**What is expected**
Across all of the records below, determine the number of lines containing the string "this"; reply with that number only.

**Material shown**
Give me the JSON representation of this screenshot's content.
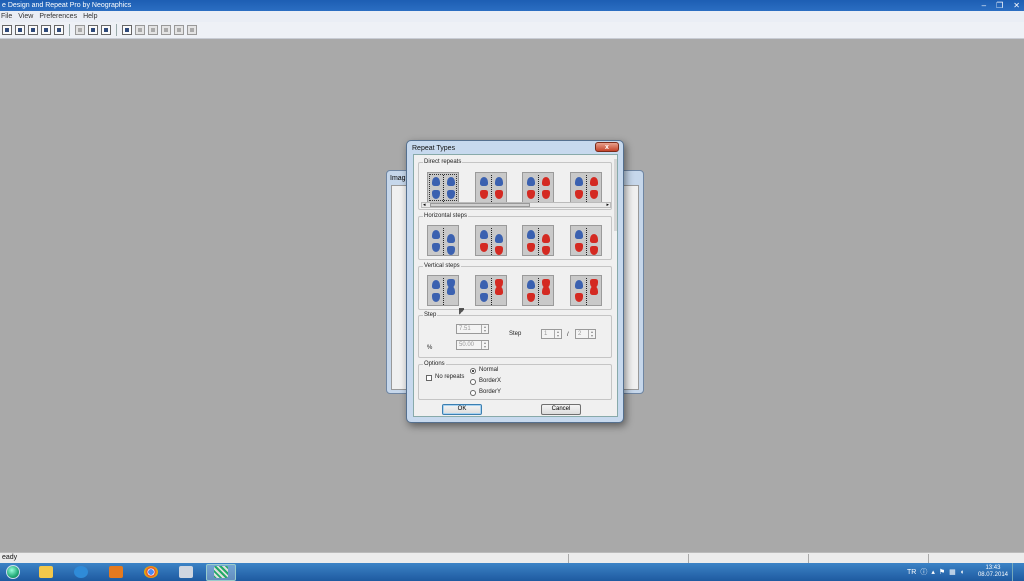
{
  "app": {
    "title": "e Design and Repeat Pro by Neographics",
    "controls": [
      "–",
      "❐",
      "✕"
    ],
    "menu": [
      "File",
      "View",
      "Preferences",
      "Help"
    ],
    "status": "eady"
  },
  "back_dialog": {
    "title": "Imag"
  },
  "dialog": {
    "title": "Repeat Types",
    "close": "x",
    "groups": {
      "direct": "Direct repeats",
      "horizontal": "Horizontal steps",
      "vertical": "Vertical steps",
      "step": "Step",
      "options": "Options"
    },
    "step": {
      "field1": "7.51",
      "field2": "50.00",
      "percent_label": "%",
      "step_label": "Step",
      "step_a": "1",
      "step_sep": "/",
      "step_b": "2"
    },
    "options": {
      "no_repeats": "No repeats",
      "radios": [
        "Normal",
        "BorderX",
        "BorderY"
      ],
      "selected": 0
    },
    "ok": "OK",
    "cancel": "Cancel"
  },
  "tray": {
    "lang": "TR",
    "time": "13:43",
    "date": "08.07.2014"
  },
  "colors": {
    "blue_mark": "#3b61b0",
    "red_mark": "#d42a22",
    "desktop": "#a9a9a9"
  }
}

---

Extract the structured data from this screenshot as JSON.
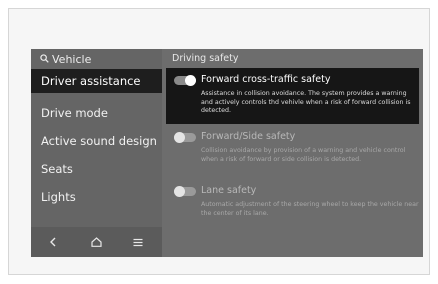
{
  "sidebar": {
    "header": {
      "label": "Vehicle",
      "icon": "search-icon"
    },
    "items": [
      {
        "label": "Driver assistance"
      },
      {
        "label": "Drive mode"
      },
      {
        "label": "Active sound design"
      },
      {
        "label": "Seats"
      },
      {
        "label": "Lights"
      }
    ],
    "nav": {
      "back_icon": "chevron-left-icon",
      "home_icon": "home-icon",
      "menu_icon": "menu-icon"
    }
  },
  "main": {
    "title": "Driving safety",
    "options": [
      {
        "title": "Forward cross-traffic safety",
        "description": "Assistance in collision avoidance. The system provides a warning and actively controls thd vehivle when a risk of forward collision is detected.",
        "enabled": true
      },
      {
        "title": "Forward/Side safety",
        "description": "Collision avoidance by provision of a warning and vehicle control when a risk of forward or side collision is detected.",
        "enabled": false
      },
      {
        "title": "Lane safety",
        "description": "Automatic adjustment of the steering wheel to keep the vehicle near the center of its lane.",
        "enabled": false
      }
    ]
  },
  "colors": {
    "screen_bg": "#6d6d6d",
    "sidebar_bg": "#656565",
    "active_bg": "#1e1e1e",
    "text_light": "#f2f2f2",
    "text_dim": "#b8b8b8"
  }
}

**Expected answer**
2